Top 10 OWASP Internet of Things Project for 2018 – IoT Security Focus

The OWASP Internet of Things (IoT) Project for 2018 has just been released! started in 2014 as a way help Developers, Manufacturers, Enterprises, and Consumers to make better decisions regarding the creation and use of IoT systems. This continues today with the 2018 release of the OWASP IoT Top 10, which represents the top 10 things to avoid when building, deploying, or managing IoT systems. The primary theme for the 2018 OWASP Internet of Things Top 10 is simplicity and usability combines the top issues facing manufacturers, enterprises and consumers. Rather than having separate lists for risks vs. threats vs. vulnerabilities—or for developers vs. enterprises vs. consumers—the project team elected to have a single, unified list that captures the top things to avoid when dealing with IoT Security.

OWASP IoT Project for 2018 has just been released!
OWASP IoT Project for 2018 has just been released

The team recognized that there are now dozens of organizations releasing elaborate guidance on IoT Security—all of which are designed for slightly different audiences and industry verticals. We thought the most useful resource we could create is a single list that addresses the highest priority issues for manufacturers, enterprises, and consumers at the same time. Below are the result of 2018 OWASP IoT Top 10.

Weak Guessable, or Hard Coded Passwords
Use of easily brute forced, publicly available, or unchangeable credentials, including backdoors in firmware or client software that grants unauthorized access to deployed systems.

Insecure Network Services
Unneeded or insecure network services running on the device itself, especially those exposed to the internet, that compromise the confidentiality, integrity/authenticity, or availability of information or allow unauthorized remote control…

Insecure Ecosystem Interfaces
Insecure web, backend API, cloud, or mobile interfaces in the ecosystem outside of the device that allows compromise of the device or its related components. Common issues include a lack of authentication/authorization, lacking or weak encryption, and a lack of input and output filtering.

Lack of Secure Update Mechanism
Lack of ability to securely update the device. This includes lack of firmware validation on device, lack of secure delivery (un-encrypted in transit), lack of anti-rollback mechanisms, and lack of notifications of security changes due to updates.

Use of Insecure or Outdated Components
Use of deprecated or insecure software components/libraries that could allow the device to be compromised. This includes insecure customization of operating system platforms, and the use of third-party software or hardware components from a compromised supply chain.

Insufficient Privacy Protection
User’s personal information stored on the device or in the ecosystem that is used insecurely, improperly, or without permission.

Insecure Data Transfer and Storage
Lack of encryption or access control of sensitive data anywhere within the ecosystem, including at rest, in transit, or during processing.

Lack of Device Management
Lack of security support on devices deployed in production, including asset management, update management, secure decommissioning, systems monitoring, and response capabilities.

Insecure Default Settings
Devices or systems shipped with insecure default settings or lack the ability to make the system more secure by restricting operators from modifying configurations.
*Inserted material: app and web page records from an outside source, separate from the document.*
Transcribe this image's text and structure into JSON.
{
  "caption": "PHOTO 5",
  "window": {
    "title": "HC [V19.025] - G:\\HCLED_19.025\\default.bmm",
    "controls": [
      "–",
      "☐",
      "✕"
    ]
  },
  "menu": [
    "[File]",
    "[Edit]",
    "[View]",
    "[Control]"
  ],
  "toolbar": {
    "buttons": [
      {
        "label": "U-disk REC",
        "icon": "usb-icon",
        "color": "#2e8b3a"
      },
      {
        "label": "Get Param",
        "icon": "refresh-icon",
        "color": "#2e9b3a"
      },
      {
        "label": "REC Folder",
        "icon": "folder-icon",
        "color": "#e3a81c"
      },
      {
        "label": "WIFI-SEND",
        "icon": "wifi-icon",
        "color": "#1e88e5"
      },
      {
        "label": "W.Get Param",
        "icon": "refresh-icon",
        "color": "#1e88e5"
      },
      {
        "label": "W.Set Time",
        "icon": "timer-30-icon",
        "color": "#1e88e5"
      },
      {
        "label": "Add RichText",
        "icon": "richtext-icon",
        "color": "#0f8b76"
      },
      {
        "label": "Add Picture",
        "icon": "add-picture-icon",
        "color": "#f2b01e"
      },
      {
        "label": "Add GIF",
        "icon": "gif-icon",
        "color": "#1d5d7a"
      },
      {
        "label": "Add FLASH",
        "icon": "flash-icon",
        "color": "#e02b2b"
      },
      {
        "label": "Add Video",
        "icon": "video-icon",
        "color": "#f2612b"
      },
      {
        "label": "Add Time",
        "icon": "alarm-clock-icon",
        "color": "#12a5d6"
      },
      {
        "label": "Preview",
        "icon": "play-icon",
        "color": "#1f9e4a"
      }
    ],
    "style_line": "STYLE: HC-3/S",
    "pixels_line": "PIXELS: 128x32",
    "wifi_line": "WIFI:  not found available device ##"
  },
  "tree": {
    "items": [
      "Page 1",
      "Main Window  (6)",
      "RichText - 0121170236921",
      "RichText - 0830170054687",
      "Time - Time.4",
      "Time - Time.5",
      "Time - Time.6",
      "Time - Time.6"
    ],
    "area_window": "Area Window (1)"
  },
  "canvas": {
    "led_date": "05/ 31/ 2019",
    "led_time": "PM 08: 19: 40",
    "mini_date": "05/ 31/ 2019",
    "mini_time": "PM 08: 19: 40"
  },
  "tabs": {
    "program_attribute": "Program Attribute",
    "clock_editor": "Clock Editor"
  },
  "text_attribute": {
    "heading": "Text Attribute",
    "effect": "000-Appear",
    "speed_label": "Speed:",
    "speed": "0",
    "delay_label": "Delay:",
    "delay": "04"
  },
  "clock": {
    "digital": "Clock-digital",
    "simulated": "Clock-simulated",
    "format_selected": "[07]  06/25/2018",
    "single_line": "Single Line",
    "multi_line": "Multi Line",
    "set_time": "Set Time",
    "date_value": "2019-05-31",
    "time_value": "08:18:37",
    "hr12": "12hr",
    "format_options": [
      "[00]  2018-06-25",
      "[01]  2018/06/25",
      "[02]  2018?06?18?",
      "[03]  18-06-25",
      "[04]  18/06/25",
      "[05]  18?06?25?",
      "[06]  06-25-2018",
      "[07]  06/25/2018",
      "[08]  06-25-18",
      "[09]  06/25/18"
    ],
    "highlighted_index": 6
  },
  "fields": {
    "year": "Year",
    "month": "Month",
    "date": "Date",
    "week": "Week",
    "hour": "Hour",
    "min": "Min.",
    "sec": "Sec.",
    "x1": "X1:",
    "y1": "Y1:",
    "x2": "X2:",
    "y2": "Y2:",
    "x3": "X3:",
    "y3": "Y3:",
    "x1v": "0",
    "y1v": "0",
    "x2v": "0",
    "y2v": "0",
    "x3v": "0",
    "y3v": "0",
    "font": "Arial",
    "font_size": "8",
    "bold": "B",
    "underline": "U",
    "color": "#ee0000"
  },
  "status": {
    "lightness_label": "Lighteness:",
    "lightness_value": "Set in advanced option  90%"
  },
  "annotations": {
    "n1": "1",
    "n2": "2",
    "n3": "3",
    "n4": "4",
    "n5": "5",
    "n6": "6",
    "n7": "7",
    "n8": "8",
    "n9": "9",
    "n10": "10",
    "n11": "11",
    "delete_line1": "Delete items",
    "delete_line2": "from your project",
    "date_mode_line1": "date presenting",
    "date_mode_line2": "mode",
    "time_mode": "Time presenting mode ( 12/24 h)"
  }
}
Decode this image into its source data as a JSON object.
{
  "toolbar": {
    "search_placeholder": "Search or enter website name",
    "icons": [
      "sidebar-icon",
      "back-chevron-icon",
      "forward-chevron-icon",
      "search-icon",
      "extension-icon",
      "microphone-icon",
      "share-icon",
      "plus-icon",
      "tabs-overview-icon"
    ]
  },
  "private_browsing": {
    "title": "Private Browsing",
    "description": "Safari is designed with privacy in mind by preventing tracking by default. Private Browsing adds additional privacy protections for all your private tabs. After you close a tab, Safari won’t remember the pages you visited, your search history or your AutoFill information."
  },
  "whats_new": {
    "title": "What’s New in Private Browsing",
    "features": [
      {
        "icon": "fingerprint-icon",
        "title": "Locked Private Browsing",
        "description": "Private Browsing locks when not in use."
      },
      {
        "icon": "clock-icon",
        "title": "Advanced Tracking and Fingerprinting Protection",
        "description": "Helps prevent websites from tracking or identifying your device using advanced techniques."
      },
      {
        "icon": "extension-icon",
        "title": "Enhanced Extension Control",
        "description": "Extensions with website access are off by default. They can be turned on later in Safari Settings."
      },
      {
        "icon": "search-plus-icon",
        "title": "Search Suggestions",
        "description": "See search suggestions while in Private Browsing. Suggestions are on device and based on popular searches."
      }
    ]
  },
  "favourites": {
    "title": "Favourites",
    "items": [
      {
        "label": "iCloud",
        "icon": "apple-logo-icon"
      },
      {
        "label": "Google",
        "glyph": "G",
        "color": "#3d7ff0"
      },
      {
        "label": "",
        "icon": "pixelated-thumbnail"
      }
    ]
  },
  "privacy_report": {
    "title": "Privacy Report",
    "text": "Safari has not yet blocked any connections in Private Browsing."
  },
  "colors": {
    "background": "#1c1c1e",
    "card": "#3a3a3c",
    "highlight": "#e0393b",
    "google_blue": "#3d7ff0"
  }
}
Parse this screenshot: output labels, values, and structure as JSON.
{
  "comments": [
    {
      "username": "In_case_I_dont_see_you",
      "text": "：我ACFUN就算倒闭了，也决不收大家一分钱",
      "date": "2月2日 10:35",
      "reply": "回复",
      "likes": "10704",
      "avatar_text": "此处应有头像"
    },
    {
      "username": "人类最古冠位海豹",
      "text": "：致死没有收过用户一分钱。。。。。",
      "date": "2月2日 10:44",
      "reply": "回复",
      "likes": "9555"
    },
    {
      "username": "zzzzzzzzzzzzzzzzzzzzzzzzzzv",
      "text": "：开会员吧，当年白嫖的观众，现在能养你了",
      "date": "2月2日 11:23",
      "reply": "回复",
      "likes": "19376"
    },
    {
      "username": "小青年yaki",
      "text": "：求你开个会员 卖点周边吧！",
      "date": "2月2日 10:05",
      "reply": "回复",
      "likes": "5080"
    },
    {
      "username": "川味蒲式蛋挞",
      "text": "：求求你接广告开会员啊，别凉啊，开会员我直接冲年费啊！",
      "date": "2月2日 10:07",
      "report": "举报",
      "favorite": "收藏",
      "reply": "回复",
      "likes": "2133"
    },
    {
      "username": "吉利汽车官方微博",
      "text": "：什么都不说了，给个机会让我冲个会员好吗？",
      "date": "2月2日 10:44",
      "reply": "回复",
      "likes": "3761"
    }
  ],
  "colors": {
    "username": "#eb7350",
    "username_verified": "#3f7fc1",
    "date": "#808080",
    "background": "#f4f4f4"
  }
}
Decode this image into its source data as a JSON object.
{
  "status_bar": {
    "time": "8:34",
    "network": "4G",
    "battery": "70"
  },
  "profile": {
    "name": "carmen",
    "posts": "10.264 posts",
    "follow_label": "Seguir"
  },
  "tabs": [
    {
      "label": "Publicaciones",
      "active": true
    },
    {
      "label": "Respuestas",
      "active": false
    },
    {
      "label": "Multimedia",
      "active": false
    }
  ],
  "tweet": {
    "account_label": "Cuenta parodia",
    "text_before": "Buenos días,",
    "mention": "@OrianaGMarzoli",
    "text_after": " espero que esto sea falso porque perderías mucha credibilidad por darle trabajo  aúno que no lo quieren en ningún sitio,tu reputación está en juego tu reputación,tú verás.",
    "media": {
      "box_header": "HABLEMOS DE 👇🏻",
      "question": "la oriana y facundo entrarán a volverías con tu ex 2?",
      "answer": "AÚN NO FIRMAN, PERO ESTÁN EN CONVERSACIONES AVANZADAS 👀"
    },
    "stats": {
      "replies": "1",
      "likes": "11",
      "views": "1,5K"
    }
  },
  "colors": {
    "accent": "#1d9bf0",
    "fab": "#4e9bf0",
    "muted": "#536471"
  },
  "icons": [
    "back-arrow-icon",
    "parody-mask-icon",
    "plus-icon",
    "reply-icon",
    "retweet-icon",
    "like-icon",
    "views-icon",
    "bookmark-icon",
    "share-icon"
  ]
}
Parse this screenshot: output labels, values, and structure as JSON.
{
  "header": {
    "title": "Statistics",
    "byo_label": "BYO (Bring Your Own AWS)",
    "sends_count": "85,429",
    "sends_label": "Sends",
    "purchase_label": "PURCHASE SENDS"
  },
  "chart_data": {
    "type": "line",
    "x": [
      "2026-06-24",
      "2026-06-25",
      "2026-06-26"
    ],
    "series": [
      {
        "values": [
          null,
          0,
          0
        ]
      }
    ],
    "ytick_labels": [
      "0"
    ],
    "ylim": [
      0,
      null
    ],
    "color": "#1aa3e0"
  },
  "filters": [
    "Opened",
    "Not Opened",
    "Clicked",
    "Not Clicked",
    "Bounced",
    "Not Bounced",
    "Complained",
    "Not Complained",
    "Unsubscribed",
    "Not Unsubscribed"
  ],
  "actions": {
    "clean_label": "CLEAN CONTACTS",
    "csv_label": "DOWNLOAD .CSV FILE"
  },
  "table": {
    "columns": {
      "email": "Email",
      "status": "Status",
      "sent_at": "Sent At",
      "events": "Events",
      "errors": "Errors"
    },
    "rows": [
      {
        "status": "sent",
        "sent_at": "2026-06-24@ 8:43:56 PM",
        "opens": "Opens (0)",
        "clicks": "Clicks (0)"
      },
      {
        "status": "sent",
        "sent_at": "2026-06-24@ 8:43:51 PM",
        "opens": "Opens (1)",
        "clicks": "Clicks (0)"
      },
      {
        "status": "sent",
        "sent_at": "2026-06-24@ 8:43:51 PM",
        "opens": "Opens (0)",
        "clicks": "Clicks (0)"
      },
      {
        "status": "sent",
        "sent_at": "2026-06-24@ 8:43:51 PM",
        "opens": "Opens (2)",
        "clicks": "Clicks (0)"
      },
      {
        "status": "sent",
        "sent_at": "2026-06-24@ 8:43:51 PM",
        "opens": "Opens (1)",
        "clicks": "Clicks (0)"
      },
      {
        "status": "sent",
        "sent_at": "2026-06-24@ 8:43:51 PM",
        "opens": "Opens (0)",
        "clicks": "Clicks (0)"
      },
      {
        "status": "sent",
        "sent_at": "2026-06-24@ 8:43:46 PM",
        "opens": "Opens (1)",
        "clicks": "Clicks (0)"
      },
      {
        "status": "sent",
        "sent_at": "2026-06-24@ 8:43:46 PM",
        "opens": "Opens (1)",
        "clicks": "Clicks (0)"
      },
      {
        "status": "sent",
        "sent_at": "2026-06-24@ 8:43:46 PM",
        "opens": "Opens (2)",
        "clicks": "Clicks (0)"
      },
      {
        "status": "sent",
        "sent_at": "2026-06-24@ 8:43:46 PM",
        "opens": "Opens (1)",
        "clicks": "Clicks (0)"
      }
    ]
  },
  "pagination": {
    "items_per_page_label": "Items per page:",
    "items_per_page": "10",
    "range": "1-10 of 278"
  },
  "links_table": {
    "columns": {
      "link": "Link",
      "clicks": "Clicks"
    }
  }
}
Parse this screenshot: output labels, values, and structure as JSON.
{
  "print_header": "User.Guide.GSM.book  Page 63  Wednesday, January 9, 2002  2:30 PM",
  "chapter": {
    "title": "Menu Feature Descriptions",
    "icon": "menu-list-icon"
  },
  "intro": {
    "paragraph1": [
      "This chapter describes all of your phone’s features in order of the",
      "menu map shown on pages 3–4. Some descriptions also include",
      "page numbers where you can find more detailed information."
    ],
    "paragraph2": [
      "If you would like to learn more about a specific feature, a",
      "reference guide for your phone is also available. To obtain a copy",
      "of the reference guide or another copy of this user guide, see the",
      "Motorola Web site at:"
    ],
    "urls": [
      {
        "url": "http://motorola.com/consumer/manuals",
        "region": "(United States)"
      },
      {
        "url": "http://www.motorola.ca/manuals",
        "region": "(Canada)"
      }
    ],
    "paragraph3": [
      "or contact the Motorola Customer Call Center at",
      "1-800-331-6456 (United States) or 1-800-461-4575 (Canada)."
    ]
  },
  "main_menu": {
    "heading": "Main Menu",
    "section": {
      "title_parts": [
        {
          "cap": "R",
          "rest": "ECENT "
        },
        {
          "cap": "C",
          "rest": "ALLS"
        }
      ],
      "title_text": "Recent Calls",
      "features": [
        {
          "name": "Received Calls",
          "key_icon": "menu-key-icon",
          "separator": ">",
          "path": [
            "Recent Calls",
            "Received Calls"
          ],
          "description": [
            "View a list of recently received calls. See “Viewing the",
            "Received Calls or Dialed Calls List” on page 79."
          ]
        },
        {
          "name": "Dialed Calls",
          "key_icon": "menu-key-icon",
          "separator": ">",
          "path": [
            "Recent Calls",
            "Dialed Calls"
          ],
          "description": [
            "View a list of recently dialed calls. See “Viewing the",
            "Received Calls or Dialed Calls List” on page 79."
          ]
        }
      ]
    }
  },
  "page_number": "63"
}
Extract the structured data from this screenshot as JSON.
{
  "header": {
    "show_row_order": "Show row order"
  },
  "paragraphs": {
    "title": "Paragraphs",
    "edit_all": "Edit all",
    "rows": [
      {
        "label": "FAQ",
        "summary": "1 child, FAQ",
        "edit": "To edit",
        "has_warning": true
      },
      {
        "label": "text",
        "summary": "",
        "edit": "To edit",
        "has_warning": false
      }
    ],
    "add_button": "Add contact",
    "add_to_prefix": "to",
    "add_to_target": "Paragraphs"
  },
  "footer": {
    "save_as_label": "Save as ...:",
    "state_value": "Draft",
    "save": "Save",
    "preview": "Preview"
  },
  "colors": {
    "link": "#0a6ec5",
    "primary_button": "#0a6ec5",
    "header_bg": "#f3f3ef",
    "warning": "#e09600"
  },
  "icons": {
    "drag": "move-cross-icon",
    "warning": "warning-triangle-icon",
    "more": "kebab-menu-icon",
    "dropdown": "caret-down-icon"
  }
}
Lack of Physical Hardening
Lack of physical hardening measures, allowing potential attackers to gain sensitive information that can help in a future remote attack or take local control of the device.

The future of the OWASP IoT Top 10

The team has a number of activities planned to continue improving on the project going forward. Some of the items being discussed include:

  • Continuing to improve the list on a two-year cadence, incorporating feedback from the community and from additional project contributors to ensure we are staying current with issues facing the industry.
  • Mapping the list items to other OWASP projects, such as the ASVS, and perhaps to other projects outside OWASP as well.
  • Expanding the project into other aspects of IoT—including embedded security, ICS / SCADA,etc.
  • Adding use and abuse cases, with multiple examples, to solidify each concept discussed.
  • Considering the addition of reference architectures, so we can not only tell people what to avoid, but how to do what they need to do securely.

Note: The OWASP Internet of Things Project is designed to help manufacturers, developers, and consumers better understand the security issues associated with the Internet of Things, and to enable users in any context to make better security decisions when building, deploying, or assessing IoT technologies. The project looks to define a structure for various IoT sub-projects such as Attack Surface Areas, Testing Guides and Top Vulnerabilities.

Source: OWASP Internet of Things Project